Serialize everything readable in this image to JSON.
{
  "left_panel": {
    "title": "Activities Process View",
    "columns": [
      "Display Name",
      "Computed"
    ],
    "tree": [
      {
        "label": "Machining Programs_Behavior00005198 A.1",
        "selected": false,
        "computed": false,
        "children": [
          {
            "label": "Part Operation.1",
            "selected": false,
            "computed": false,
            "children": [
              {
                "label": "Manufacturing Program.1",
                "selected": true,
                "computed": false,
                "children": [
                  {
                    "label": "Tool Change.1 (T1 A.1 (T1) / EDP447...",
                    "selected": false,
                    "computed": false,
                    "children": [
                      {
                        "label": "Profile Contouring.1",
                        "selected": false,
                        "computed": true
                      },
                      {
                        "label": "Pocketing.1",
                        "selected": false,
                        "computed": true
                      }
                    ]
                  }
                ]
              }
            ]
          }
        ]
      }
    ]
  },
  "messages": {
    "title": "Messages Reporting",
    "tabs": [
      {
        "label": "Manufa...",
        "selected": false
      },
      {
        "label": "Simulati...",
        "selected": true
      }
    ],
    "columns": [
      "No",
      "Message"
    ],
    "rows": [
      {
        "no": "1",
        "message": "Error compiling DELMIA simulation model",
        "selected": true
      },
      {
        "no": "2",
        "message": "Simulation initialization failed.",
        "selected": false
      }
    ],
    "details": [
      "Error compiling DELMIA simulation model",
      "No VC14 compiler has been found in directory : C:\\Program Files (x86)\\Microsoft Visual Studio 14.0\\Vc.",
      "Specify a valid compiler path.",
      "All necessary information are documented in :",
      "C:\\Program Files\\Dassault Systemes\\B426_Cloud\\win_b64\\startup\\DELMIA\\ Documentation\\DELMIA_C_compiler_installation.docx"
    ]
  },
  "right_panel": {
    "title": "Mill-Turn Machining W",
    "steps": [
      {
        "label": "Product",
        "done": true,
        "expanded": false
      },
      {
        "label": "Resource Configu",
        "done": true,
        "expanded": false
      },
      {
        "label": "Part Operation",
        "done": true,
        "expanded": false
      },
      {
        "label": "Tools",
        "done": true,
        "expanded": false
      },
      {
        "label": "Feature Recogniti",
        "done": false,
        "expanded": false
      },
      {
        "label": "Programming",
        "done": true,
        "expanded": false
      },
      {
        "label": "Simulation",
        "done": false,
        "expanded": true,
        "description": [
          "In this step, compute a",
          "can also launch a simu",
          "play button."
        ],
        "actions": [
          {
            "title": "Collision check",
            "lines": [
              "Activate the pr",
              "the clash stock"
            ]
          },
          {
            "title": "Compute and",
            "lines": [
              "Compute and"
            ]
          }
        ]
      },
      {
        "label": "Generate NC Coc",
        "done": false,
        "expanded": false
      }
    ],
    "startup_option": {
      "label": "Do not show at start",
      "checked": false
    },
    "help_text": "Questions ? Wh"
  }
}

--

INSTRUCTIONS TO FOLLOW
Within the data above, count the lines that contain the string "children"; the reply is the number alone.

SOLUTION FOR THIS EXERCISE
4